- Currently GET-UP can call a strike with only a 66% “yes” vote
- Many smaller schools such as BGS and SEAS could be forced to be part of the strike that would be harmful to their education
- Research students are not allowed to make progress on their research during a strike
- Strikes can and do happen
- Labor laws allow union to fine members that cross a picket line to work
Strikes are what gives unions power, without which they have no leverage over their employer. In essence, a union uses the ability to disrupt the employer’s business in order gain an equal standing in negotiations.
However, a strike is only effective if it harms the employer more than the employee. During a strike, we would not get paid (as we would not be making progress toward our degrees), and GET-UP has not confirmed that it would provide a strike fund in order to compensate affected students.
What is even more concerning is that only 66% of members need to vote “yes” to authorize a strike. Typically unions require 80% to call a strike, but GET-UP set the limit much lower. What the extremely low threshold means is that many schools could vote overwhelmingly “no”, and still be forced on strike. For example, schools like BGS and SEAS that represent 25% and 15% of the PhD population, could vote 85% against the strike and still lose.
Research students should be particularly concerned about strikes. While GET-UP’s constitution allows researchers to cross a picket line (see Appendix C), they can only do so in order to prevent the loss of work, not to make progress on their degrees. Researchers could not start new experiments or continue regular work.
For those of us whose main focus is research, the possibility of a strike is terrifying. Being prevented from continuing research, particularly for those in the sciences and engineering departments, would have an incredibly negative impact on us, not the school. Research and progression to getting a PhD go hand in hand, and any delay caused by an outside force is simply not warranted.
GET-UP likes to claim that strikes are rare, but for example graduate students at the University of Oregon went on strike for 8 days. Unions are also legally allowed to fine members who cross the picket line to work. While we could renounce our union membership before a potential strike, we are still required to pay union dues, and we would lose the ability to vote in any union matters (such as contracts and strikes).

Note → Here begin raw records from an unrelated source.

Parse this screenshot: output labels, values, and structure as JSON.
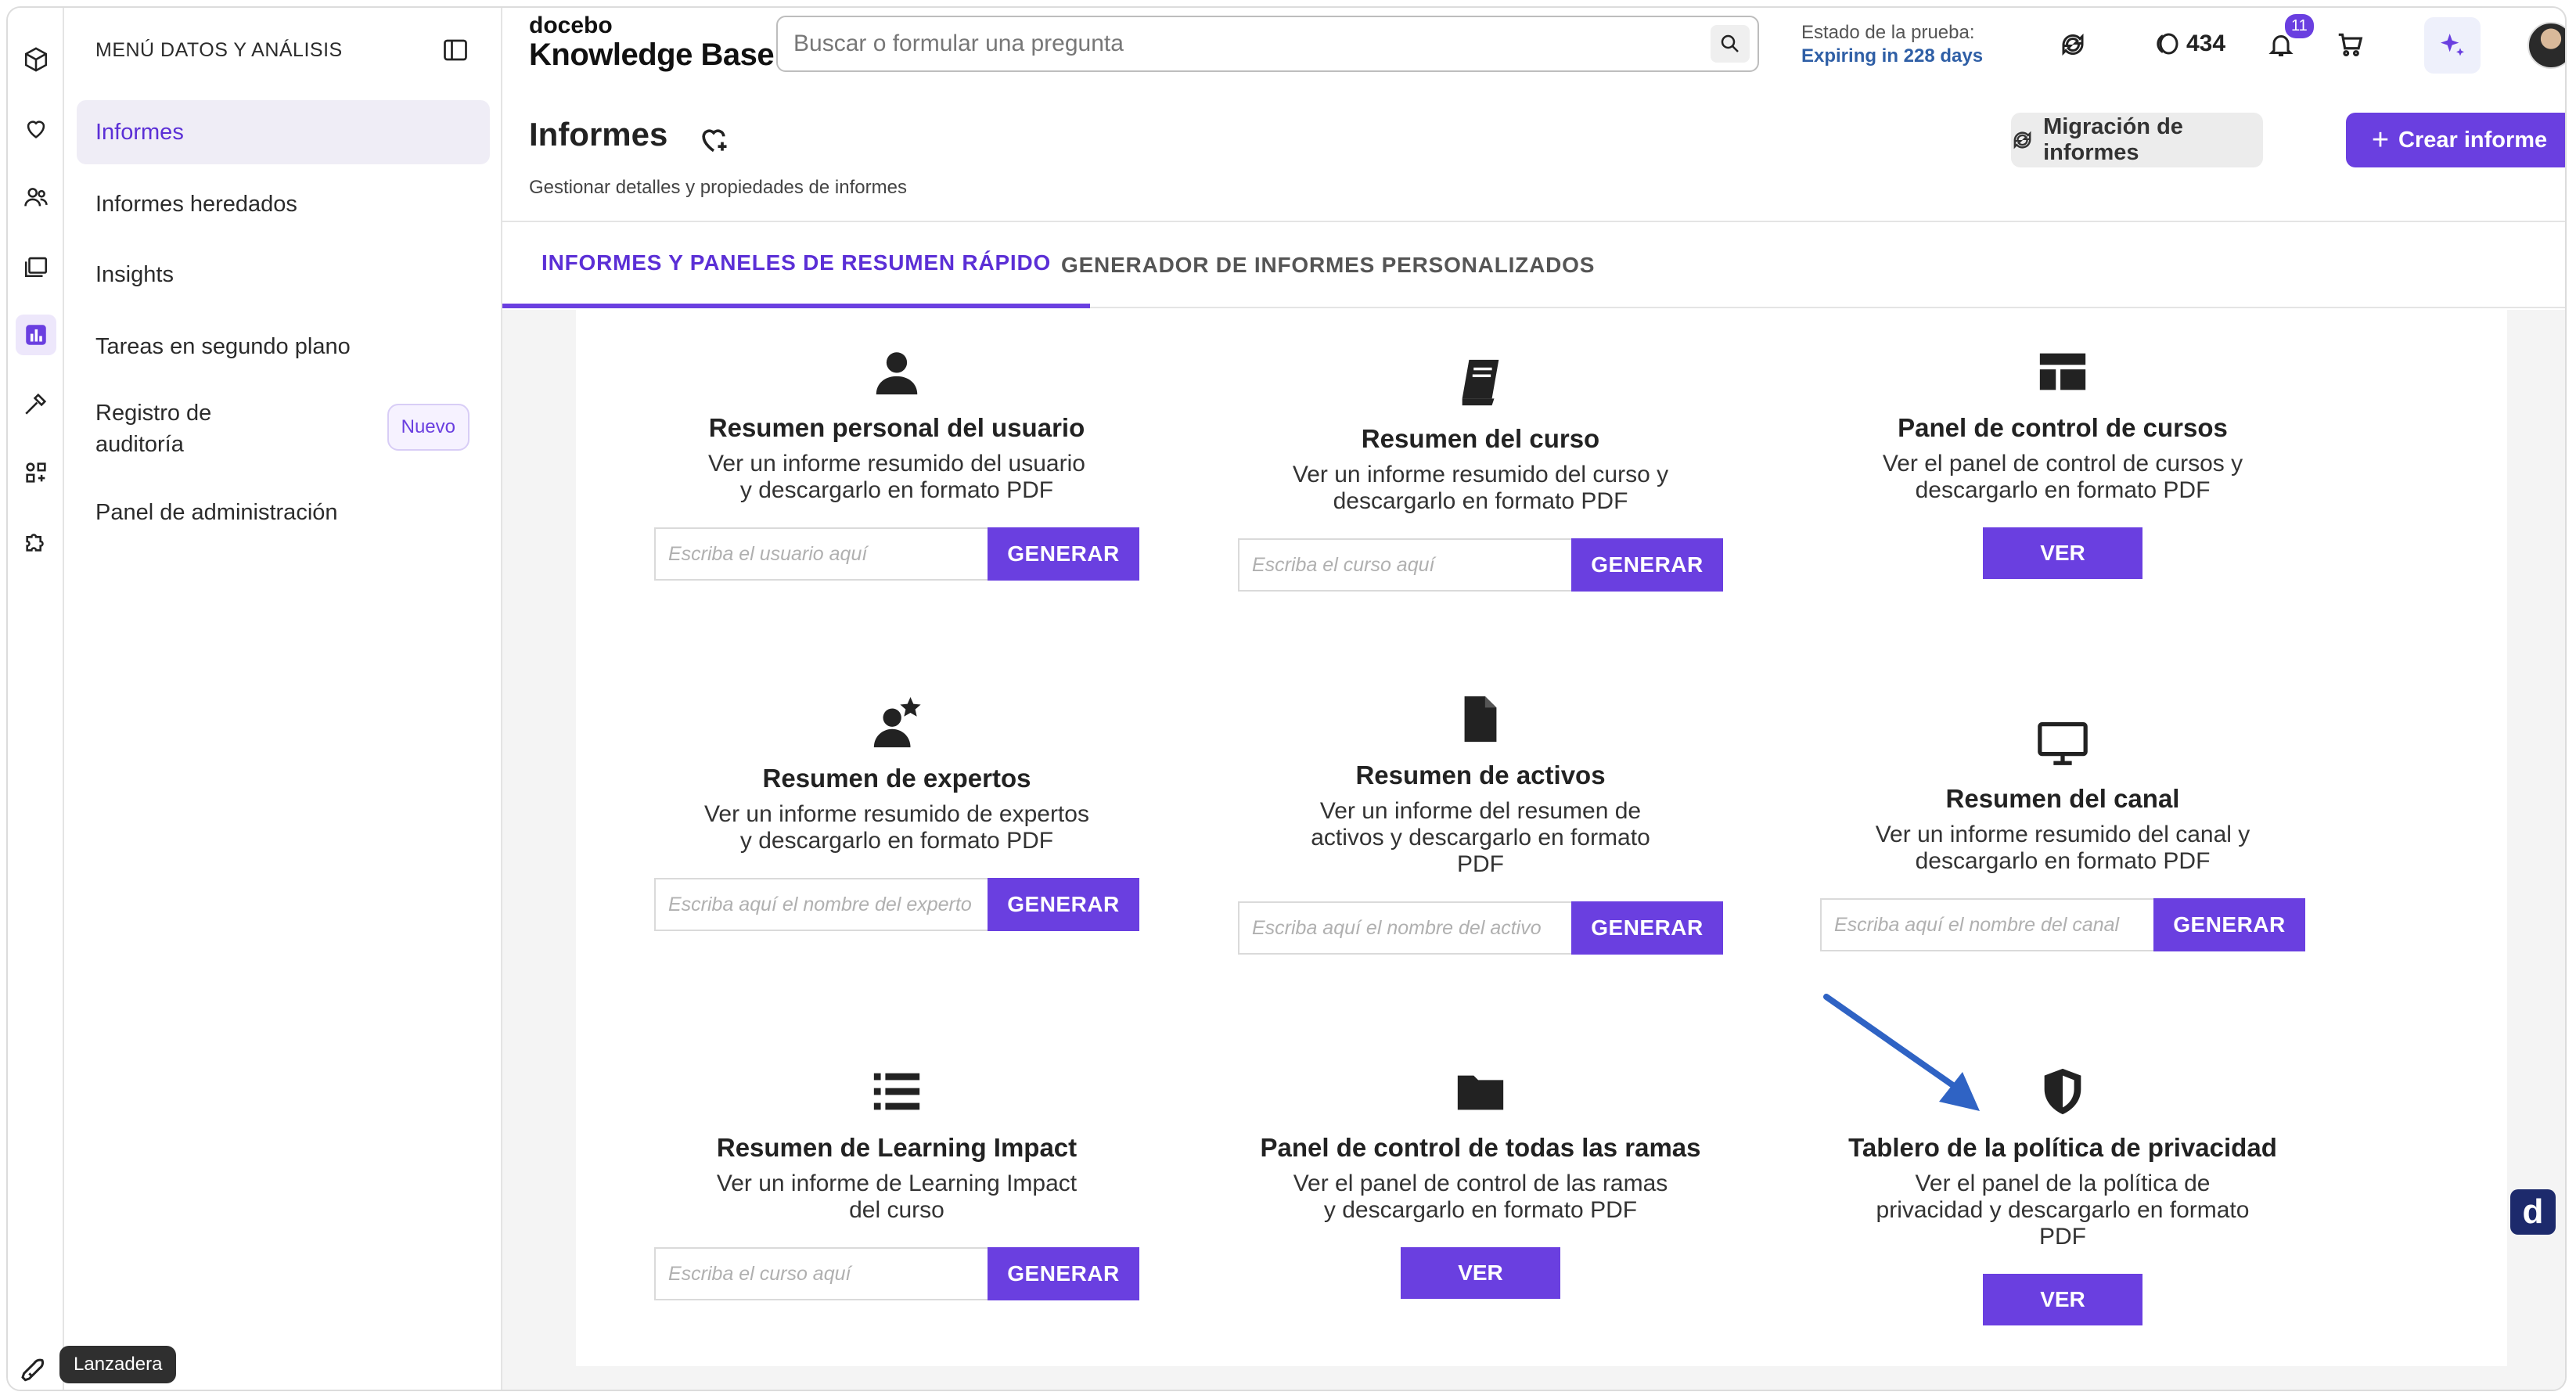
{
  "colors": {
    "accent": "#6a3fe0",
    "active_bg": "#efedf6",
    "arrow": "#2f63c4"
  },
  "sidebar": {
    "title": "MENÚ DATOS Y ANÁLISIS",
    "items": [
      {
        "label": "Informes",
        "active": true
      },
      {
        "label": "Informes heredados"
      },
      {
        "label": "Insights"
      },
      {
        "label": "Tareas en segundo plano"
      },
      {
        "label": "Registro de auditoría",
        "badge": "Nuevo"
      },
      {
        "label": "Panel de administración"
      }
    ],
    "launcher_tooltip": "Lanzadera"
  },
  "rail_icons": [
    "cube-icon",
    "heart-icon",
    "users-icon",
    "courses-icon",
    "analytics-icon",
    "tools-icon",
    "apps-icon",
    "puzzle-icon"
  ],
  "topbar": {
    "logo_small": "docebo",
    "logo_big": "Knowledge Base",
    "search_placeholder": "Buscar o formular una pregunta",
    "trial_label": "Estado de la prueba:",
    "trial_value": "Expiring in 228 days",
    "coins": "434",
    "notifications": "11"
  },
  "page": {
    "title": "Informes",
    "subtitle": "Gestionar detalles y propiedades de informes",
    "migration_button": "Migración de informes",
    "create_button": "Crear informe"
  },
  "tabs": [
    {
      "label": "INFORMES Y PANELES DE RESUMEN RÁPIDO",
      "active": true
    },
    {
      "label": "GENERADOR DE INFORMES PERSONALIZADOS"
    }
  ],
  "cards": [
    {
      "title": "Resumen personal del usuario",
      "desc": "Ver un informe resumido del usuario y descargarlo en formato PDF",
      "placeholder": "Escriba el usuario aquí",
      "button": "GENERAR"
    },
    {
      "title": "Resumen del curso",
      "desc": "Ver un informe resumido del curso y descargarlo en formato PDF",
      "placeholder": "Escriba el curso aquí",
      "button": "GENERAR"
    },
    {
      "title": "Panel de control de cursos",
      "desc": "Ver el panel de control de cursos y descargarlo en formato PDF",
      "button": "VER"
    },
    {
      "title": "Resumen de expertos",
      "desc": "Ver un informe resumido de expertos y descargarlo en formato PDF",
      "placeholder": "Escriba aquí el nombre del experto",
      "button": "GENERAR"
    },
    {
      "title": "Resumen de activos",
      "desc": "Ver un informe del resumen de activos y descargarlo en formato PDF",
      "placeholder": "Escriba aquí el nombre del activo",
      "button": "GENERAR"
    },
    {
      "title": "Resumen del canal",
      "desc": "Ver un informe resumido del canal y descargarlo en formato PDF",
      "placeholder": "Escriba aquí el nombre del canal",
      "button": "GENERAR"
    },
    {
      "title": "Resumen de Learning Impact",
      "desc": "Ver un informe de Learning Impact del curso",
      "placeholder": "Escriba el curso aquí",
      "button": "GENERAR"
    },
    {
      "title": "Panel de control de todas las ramas",
      "desc": "Ver el panel de control de las ramas y descargarlo en formato PDF",
      "button": "VER"
    },
    {
      "title": "Tablero de la política de privacidad",
      "desc": "Ver el panel de la política de privacidad y descargarlo en formato PDF",
      "button": "VER"
    }
  ]
}
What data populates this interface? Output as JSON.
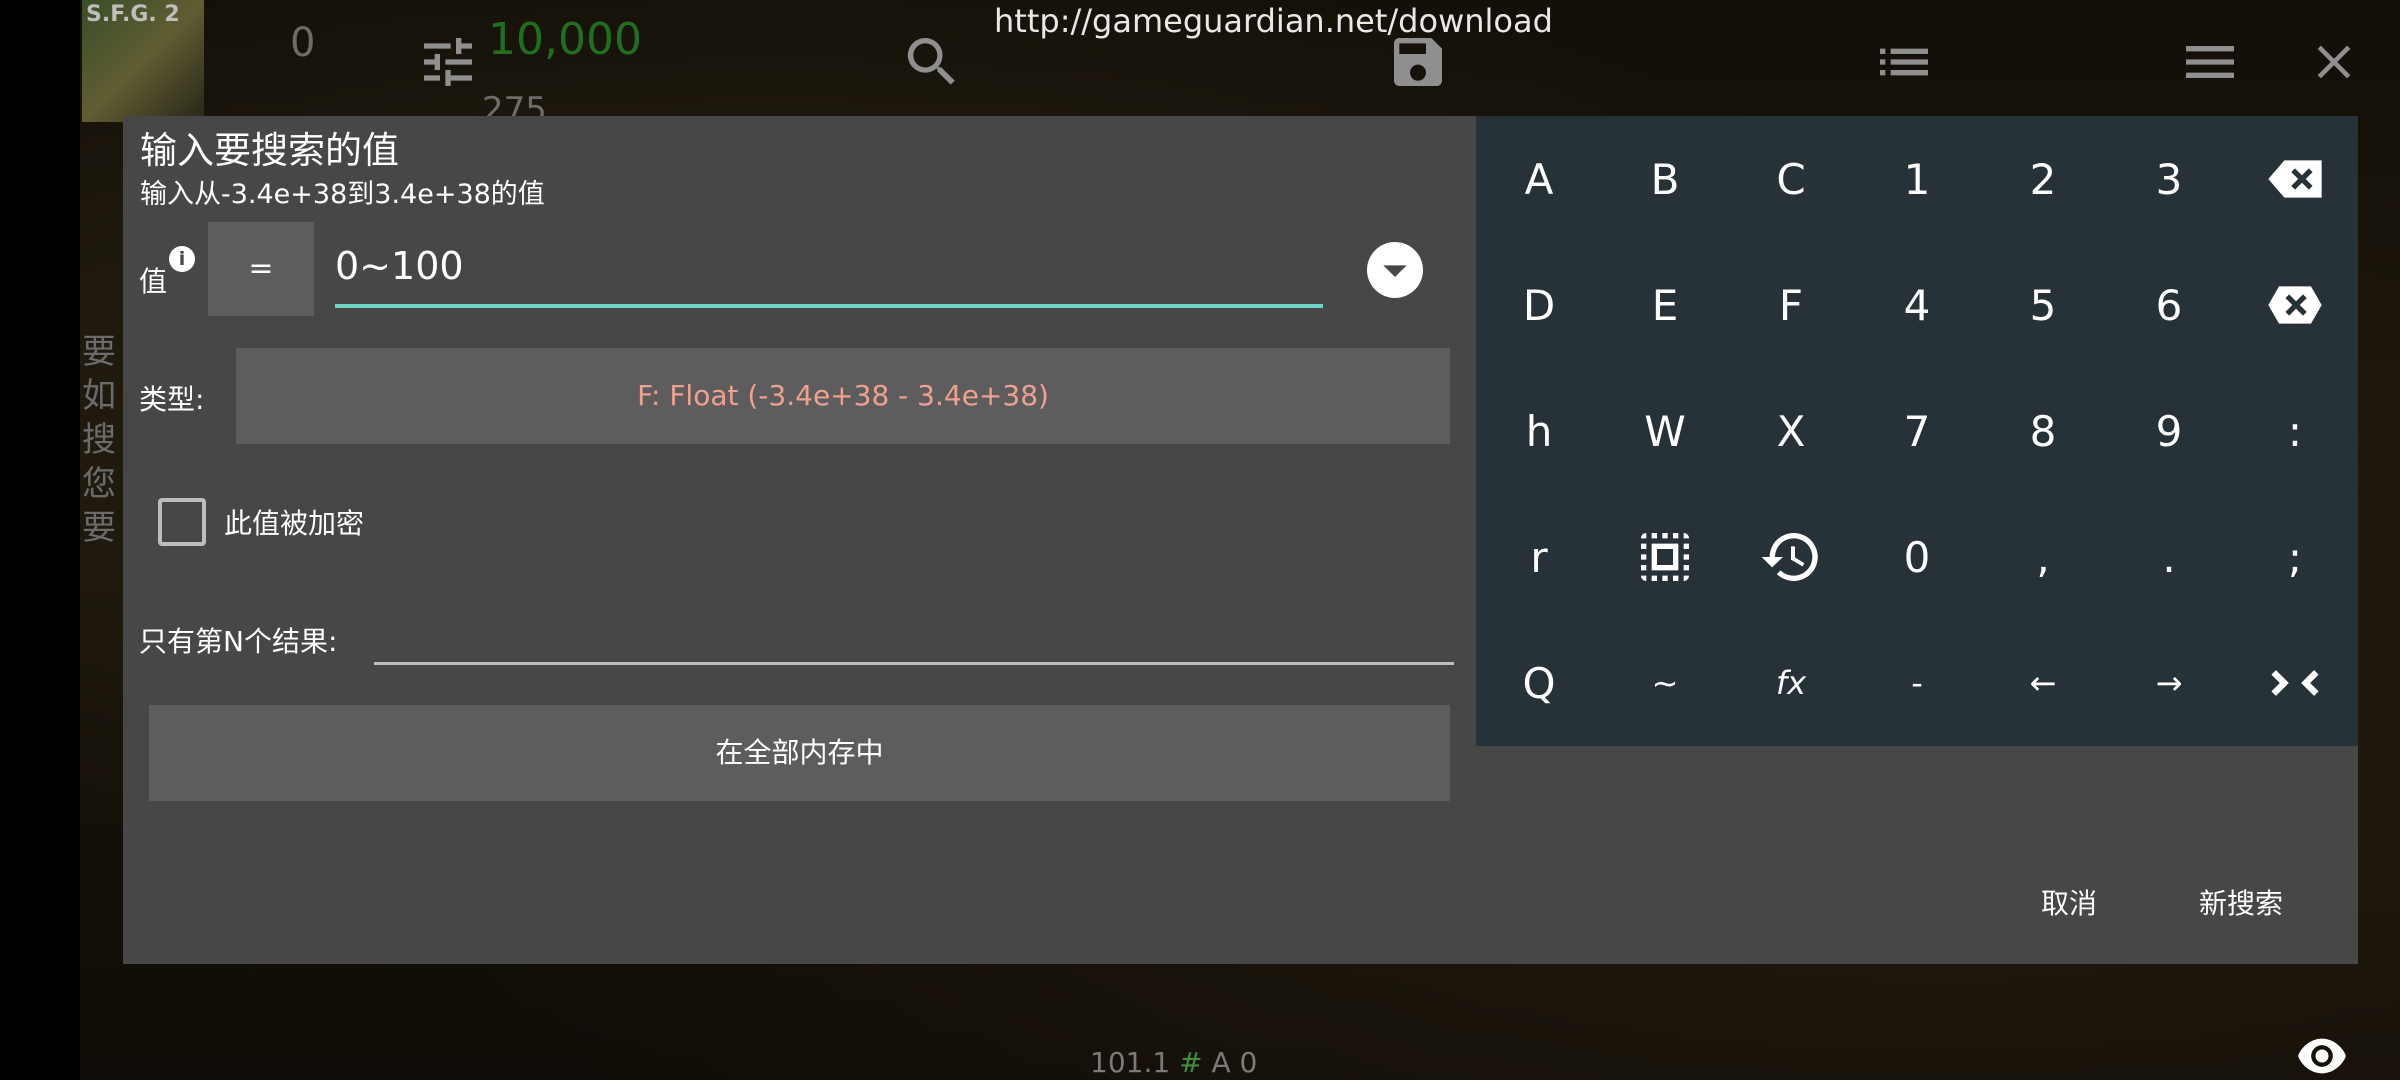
{
  "toolbar": {
    "url": "http://gameguardian.net/download",
    "icons": [
      "tune-icon",
      "search-icon",
      "save-icon",
      "list-icon",
      "menu-icon",
      "close-icon"
    ]
  },
  "background": {
    "logo_text": "S.F.G. 2",
    "score": "10,000",
    "left_number": "0",
    "mid_number": "275",
    "side_text": [
      "要",
      "如",
      "搜",
      "您",
      "要"
    ],
    "status": {
      "version": "101.1",
      "hash": "#",
      "rest": "A 0"
    }
  },
  "dialog": {
    "title": "输入要搜索的值",
    "subtitle": "输入从-3.4e+38到3.4e+38的值",
    "value_label": "值",
    "info_icon": "i",
    "operator": "=",
    "value": "0~100",
    "type_label": "类型:",
    "type_value": "F: Float (-3.4e+38 - 3.4e+38)",
    "encrypted_label": "此值被加密",
    "nth_label": "只有第N个结果:",
    "nth_value": "",
    "region_button": "在全部内存中",
    "cancel": "取消",
    "new_search": "新搜索"
  },
  "keypad": {
    "keys": [
      "A",
      "B",
      "C",
      "1",
      "2",
      "3",
      "backspace-icon",
      "D",
      "E",
      "F",
      "4",
      "5",
      "6",
      "clear-icon",
      "h",
      "W",
      "X",
      "7",
      "8",
      "9",
      ":",
      "r",
      "select-all-icon",
      "history-icon",
      "0",
      ",",
      ".",
      ";",
      "Q",
      "~",
      "fx",
      "-",
      "←",
      "→",
      "collapse-icon"
    ]
  },
  "colors": {
    "dialog_bg": "#474747",
    "field_bg": "#5d5d5d",
    "keypad_bg": "#263238",
    "accent_underline": "#6ed4c7",
    "type_text": "#f0a08f"
  }
}
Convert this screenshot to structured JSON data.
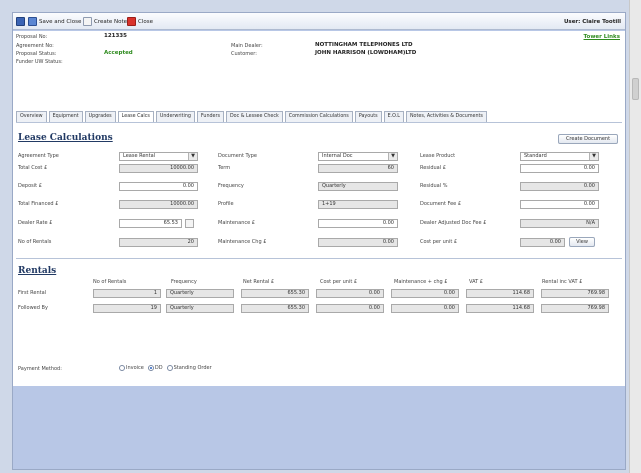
{
  "toolbar": {
    "save_close": "Save and Close",
    "create_note": "Create Note",
    "close": "Close",
    "user": "User: Claire Tootill"
  },
  "header": {
    "proposal_no_label": "Proposal No:",
    "proposal_no": "121335",
    "agreement_no_label": "Agreement No:",
    "proposal_status_label": "Proposal Status:",
    "proposal_status": "Accepted",
    "funder_uw_label": "Funder UW Status:",
    "main_dealer_label": "Main Dealer:",
    "main_dealer": "NOTTINGHAM TELEPHONES LTD",
    "customer_label": "Customer:",
    "customer": "JOHN HARRISON (LOWDHAM)LTD",
    "tower_links": "Tower Links"
  },
  "tabs": [
    "Overview",
    "Equipment",
    "Upgrades",
    "Lease Calcs",
    "Underwriting",
    "Funders",
    "Doc & Lessee Check",
    "Commission Calculations",
    "Payouts",
    "E.O.L",
    "Notes, Activities & Documents"
  ],
  "lease": {
    "title": "Lease Calculations",
    "create_document": "Create Document",
    "agreement_type_label": "Agreement Type",
    "agreement_type": "Lease Rental",
    "total_cost_label": "Total Cost £",
    "total_cost": "10000.00",
    "deposit_label": "Deposit £",
    "deposit": "0.00",
    "total_financed_label": "Total Financed £",
    "total_financed": "10000.00",
    "dealer_rate_label": "Dealer Rate £",
    "dealer_rate": "65.53",
    "no_rentals_label": "No of Rentals",
    "no_rentals": "20",
    "document_type_label": "Document Type",
    "document_type": "Internal Doc",
    "term_label": "Term",
    "term": "60",
    "frequency_label": "Frequency",
    "frequency": "Quarterly",
    "profile_label": "Profile",
    "profile": "1+19",
    "maintenance_label": "Maintenance £",
    "maintenance": "0.00",
    "maintenance_chg_label": "Maintenance Chg £",
    "maintenance_chg": "0.00",
    "lease_product_label": "Lease Product",
    "lease_product": "Standard",
    "residual_label": "Residual £",
    "residual": "0.00",
    "residual_pct_label": "Residual %",
    "residual_pct": "0.00",
    "document_fee_label": "Document Fee £",
    "document_fee": "0.00",
    "dealer_adj_fee_label": "Dealer Adjusted Doc Fee £",
    "dealer_adj_fee": "N/A",
    "cost_per_unit_label": "Cost per unit £",
    "cost_per_unit": "0.00",
    "view": "View"
  },
  "rentals": {
    "title": "Rentals",
    "headers": [
      "No of Rentals",
      "Frequency",
      "Net Rental £",
      "Cost per unit £",
      "Maintenance + chg £",
      "VAT £",
      "Rental inc VAT £"
    ],
    "rows": [
      {
        "label": "First Rental",
        "no": "1",
        "freq": "Quarterly",
        "net": "655.30",
        "cpu": "0.00",
        "maint": "0.00",
        "vat": "114.68",
        "inc": "769.98"
      },
      {
        "label": "Followed By",
        "no": "19",
        "freq": "Quarterly",
        "net": "655.30",
        "cpu": "0.00",
        "maint": "0.00",
        "vat": "114.68",
        "inc": "769.98"
      }
    ]
  },
  "payment": {
    "label": "Payment Method:",
    "options": [
      "Invoice",
      "DD",
      "Standing Order"
    ],
    "selected": "DD"
  },
  "colors": {
    "accepted": "#2e8b1e",
    "tower_links": "#2e8b1e",
    "section_title": "#223a64",
    "page_bg": "#b8c7e6"
  }
}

For graduate researchers, imagine not being able to do research for a week (or more). Not only will our on degrees suffer, but collaborations, funding, and science itself will be impacted. We at No Penn Union are not overstating the fact that a graduate student union strike honestly frightens us.